▸ What is needed: The required result is one figure, the count of lines below with the string "name" in them.
Dataset START
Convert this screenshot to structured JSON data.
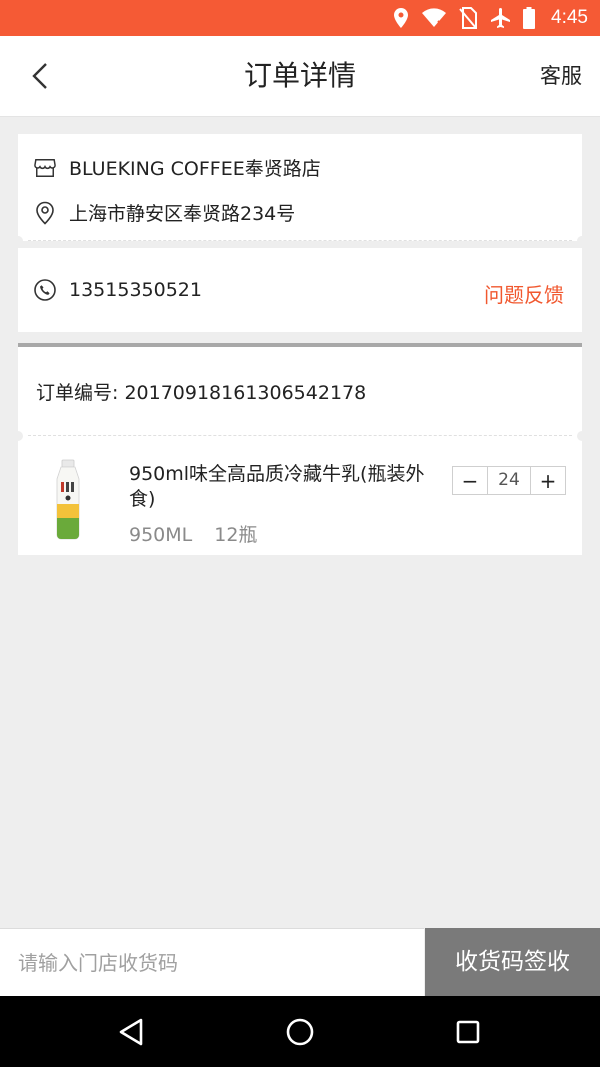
{
  "status_bar": {
    "time": "4:45",
    "icons": [
      "location-icon",
      "wifi-icon",
      "no-sim-icon",
      "airplane-icon",
      "battery-icon"
    ],
    "background_color": "#f55a35"
  },
  "header": {
    "title": "订单详情",
    "right_action": "客服",
    "back_icon": "chevron-left-icon"
  },
  "store": {
    "name": "BLUEKING COFFEE奉贤路店",
    "address": "上海市静安区奉贤路234号",
    "store_icon": "store-icon",
    "location_icon": "location-pin-icon"
  },
  "contact": {
    "phone": "13515350521",
    "phone_icon": "phone-icon",
    "feedback_label": "问题反馈",
    "feedback_color": "#f1582f"
  },
  "order": {
    "number_text": "订单编号: 20170918161306542178"
  },
  "product": {
    "name": "950ml味全高品质冷藏牛乳(瓶装外食)",
    "spec": "950ML",
    "count": "12瓶",
    "quantity": "24",
    "minus_label": "−",
    "plus_label": "+",
    "image_icon": "milk-bottle-icon"
  },
  "footer": {
    "input_placeholder": "请输入门店收货码",
    "submit_label": "收货码签收",
    "submit_color": "#7a7a7a"
  },
  "nav_bar": {
    "icons": [
      "back-triangle-icon",
      "home-circle-icon",
      "recents-square-icon"
    ]
  }
}
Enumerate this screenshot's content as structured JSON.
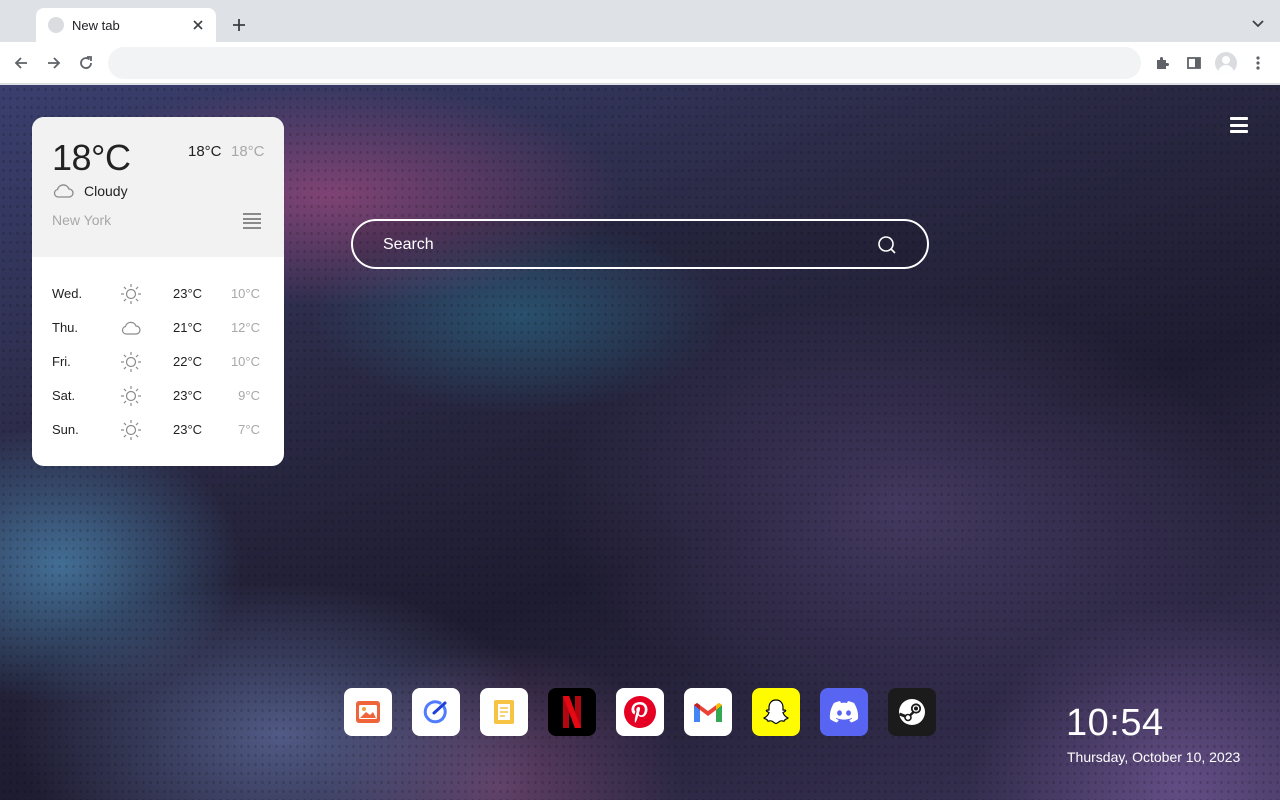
{
  "browser": {
    "tab_title": "New tab",
    "address_value": ""
  },
  "weather": {
    "current_temp": "18°C",
    "high": "18°C",
    "low": "18°C",
    "condition": "Cloudy",
    "condition_icon": "cloud-icon",
    "city": "New York",
    "forecast": [
      {
        "day": "Wed.",
        "icon": "sun-icon",
        "high": "23°C",
        "low": "10°C"
      },
      {
        "day": "Thu.",
        "icon": "cloud-icon",
        "high": "21°C",
        "low": "12°C"
      },
      {
        "day": "Fri.",
        "icon": "sun-icon",
        "high": "22°C",
        "low": "10°C"
      },
      {
        "day": "Sat.",
        "icon": "sun-icon",
        "high": "23°C",
        "low": "9°C"
      },
      {
        "day": "Sun.",
        "icon": "sun-icon",
        "high": "23°C",
        "low": "7°C"
      }
    ]
  },
  "search": {
    "placeholder": "Search"
  },
  "dock": {
    "apps": [
      {
        "name": "Gallery",
        "icon": "gallery-icon",
        "color": "#ffffff"
      },
      {
        "name": "Tasks",
        "icon": "tasks-icon",
        "color": "#ffffff"
      },
      {
        "name": "Notes",
        "icon": "notes-icon",
        "color": "#ffffff"
      },
      {
        "name": "Netflix",
        "icon": "netflix-icon",
        "color": "#000000"
      },
      {
        "name": "Pinterest",
        "icon": "pinterest-icon",
        "color": "#ffffff"
      },
      {
        "name": "Gmail",
        "icon": "gmail-icon",
        "color": "#ffffff"
      },
      {
        "name": "Snapchat",
        "icon": "snapchat-icon",
        "color": "#fffc00"
      },
      {
        "name": "Discord",
        "icon": "discord-icon",
        "color": "#5865f2"
      },
      {
        "name": "Steam",
        "icon": "steam-icon",
        "color": "#1b1b1b"
      }
    ]
  },
  "clock": {
    "time": "10:54",
    "date": "Thursday, October 10, 2023"
  }
}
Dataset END
▸ Reply to the task: 11